• [EXERCISE]:
When you copy the records, keep every word exact and leave the pictures out.

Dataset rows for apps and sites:
<<<<
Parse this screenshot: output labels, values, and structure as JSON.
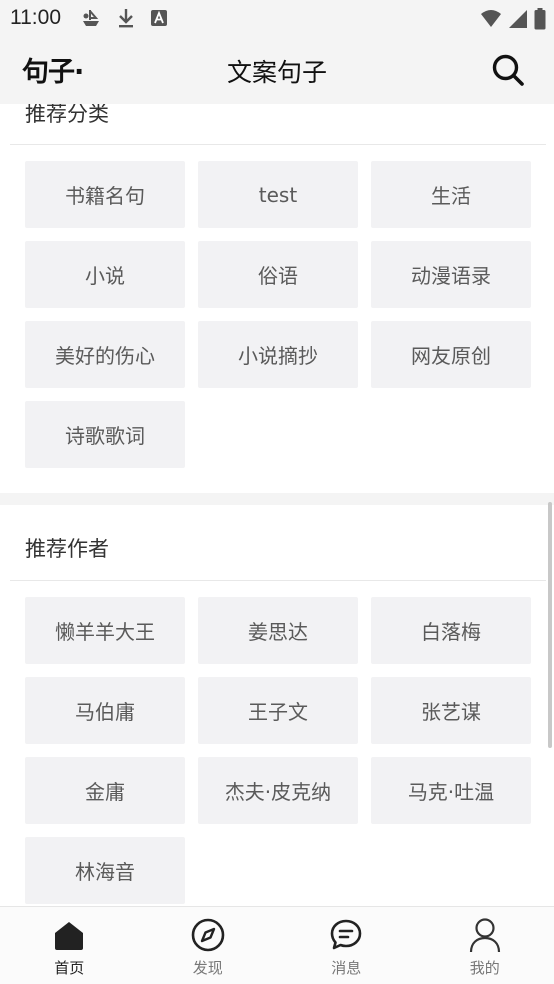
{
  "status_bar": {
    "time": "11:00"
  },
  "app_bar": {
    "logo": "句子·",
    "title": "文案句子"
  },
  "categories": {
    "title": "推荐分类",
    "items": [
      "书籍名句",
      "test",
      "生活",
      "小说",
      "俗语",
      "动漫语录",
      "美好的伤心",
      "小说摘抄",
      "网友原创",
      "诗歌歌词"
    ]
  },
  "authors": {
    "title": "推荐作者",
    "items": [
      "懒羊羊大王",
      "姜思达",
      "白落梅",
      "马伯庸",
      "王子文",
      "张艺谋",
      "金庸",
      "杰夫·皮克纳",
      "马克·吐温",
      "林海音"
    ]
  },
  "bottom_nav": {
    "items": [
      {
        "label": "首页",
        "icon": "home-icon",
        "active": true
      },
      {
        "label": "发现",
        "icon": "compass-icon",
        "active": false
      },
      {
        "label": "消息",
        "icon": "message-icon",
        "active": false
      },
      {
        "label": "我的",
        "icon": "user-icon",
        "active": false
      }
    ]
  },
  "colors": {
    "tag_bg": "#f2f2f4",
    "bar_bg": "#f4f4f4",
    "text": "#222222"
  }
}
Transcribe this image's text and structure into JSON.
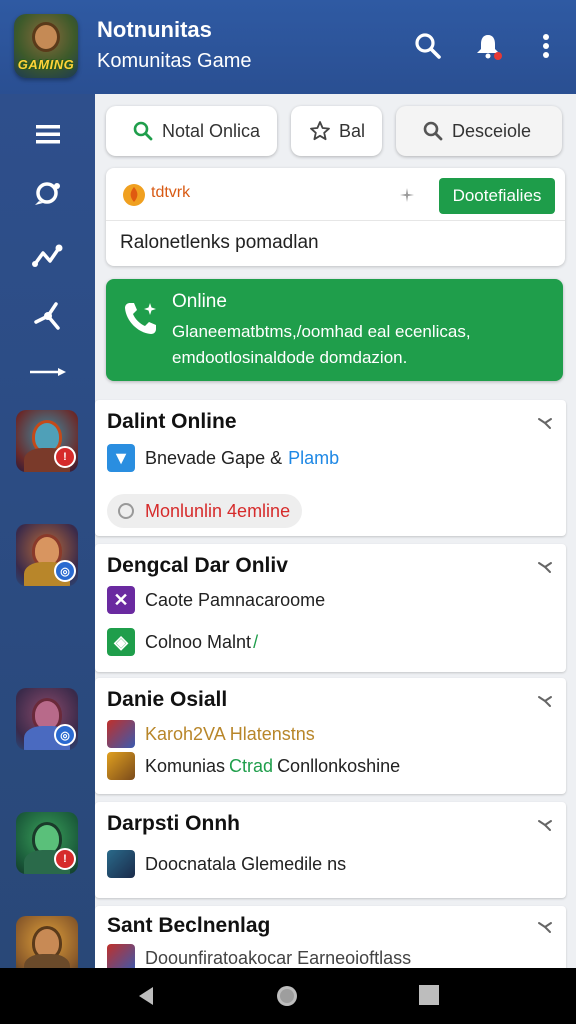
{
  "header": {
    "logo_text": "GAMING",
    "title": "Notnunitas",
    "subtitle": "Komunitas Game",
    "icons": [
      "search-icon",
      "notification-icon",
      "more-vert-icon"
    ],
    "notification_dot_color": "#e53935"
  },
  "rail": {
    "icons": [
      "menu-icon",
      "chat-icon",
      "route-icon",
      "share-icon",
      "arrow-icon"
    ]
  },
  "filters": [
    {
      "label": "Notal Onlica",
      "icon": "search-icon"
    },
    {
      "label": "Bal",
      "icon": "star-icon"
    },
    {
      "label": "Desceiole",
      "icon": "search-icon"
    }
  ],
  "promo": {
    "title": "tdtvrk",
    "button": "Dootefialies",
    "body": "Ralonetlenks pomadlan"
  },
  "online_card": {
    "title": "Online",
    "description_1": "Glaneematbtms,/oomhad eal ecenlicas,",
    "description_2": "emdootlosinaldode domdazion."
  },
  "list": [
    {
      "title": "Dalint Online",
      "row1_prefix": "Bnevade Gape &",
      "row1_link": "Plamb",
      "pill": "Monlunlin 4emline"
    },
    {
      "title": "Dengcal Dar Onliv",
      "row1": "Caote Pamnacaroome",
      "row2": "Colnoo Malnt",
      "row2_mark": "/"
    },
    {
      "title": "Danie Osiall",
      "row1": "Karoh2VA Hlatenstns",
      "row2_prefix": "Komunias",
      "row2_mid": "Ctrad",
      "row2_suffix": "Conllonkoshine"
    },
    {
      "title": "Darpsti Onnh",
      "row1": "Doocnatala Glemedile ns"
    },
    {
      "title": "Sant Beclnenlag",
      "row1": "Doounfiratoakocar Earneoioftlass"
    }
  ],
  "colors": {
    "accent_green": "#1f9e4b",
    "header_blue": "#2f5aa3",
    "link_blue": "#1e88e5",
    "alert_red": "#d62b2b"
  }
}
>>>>
• [EXERCISE RESULT]:
Parse this screenshot: output labels, values, and structure as JSON.
{
  "status_bar": {
    "time": "11:00"
  },
  "app_bar": {
    "logo": "句子·",
    "title": "文案句子"
  },
  "categories": {
    "title": "推荐分类",
    "items": [
      "书籍名句",
      "test",
      "生活",
      "小说",
      "俗语",
      "动漫语录",
      "美好的伤心",
      "小说摘抄",
      "网友原创",
      "诗歌歌词"
    ]
  },
  "authors": {
    "title": "推荐作者",
    "items": [
      "懒羊羊大王",
      "姜思达",
      "白落梅",
      "马伯庸",
      "王子文",
      "张艺谋",
      "金庸",
      "杰夫·皮克纳",
      "马克·吐温",
      "林海音"
    ]
  },
  "bottom_nav": {
    "items": [
      {
        "label": "首页",
        "icon": "home-icon",
        "active": true
      },
      {
        "label": "发现",
        "icon": "compass-icon",
        "active": false
      },
      {
        "label": "消息",
        "icon": "message-icon",
        "active": false
      },
      {
        "label": "我的",
        "icon": "user-icon",
        "active": false
      }
    ]
  },
  "colors": {
    "tag_bg": "#f2f2f4",
    "bar_bg": "#f4f4f4",
    "text": "#222222"
  }
}
Transcribe this image's text and structure into JSON.
{
  "header": {
    "logo_text": "GAMING",
    "title": "Notnunitas",
    "subtitle": "Komunitas Game",
    "icons": [
      "search-icon",
      "notification-icon",
      "more-vert-icon"
    ],
    "notification_dot_color": "#e53935"
  },
  "rail": {
    "icons": [
      "menu-icon",
      "chat-icon",
      "route-icon",
      "share-icon",
      "arrow-icon"
    ]
  },
  "filters": [
    {
      "label": "Notal Onlica",
      "icon": "search-icon"
    },
    {
      "label": "Bal",
      "icon": "star-icon"
    },
    {
      "label": "Desceiole",
      "icon": "search-icon"
    }
  ],
  "promo": {
    "title": "tdtvrk",
    "button": "Dootefialies",
    "body": "Ralonetlenks pomadlan"
  },
  "online_card": {
    "title": "Online",
    "description_1": "Glaneematbtms,/oomhad eal ecenlicas,",
    "description_2": "emdootlosinaldode domdazion."
  },
  "list": [
    {
      "title": "Dalint Online",
      "row1_prefix": "Bnevade Gape &",
      "row1_link": "Plamb",
      "pill": "Monlunlin 4emline"
    },
    {
      "title": "Dengcal Dar Onliv",
      "row1": "Caote Pamnacaroome",
      "row2": "Colnoo Malnt",
      "row2_mark": "/"
    },
    {
      "title": "Danie Osiall",
      "row1": "Karoh2VA Hlatenstns",
      "row2_prefix": "Komunias",
      "row2_mid": "Ctrad",
      "row2_suffix": "Conllonkoshine"
    },
    {
      "title": "Darpsti Onnh",
      "row1": "Doocnatala Glemedile ns"
    },
    {
      "title": "Sant Beclnenlag",
      "row1": "Doounfiratoakocar Earneoioftlass"
    }
  ],
  "colors": {
    "accent_green": "#1f9e4b",
    "header_blue": "#2f5aa3",
    "link_blue": "#1e88e5",
    "alert_red": "#d62b2b"
  }
}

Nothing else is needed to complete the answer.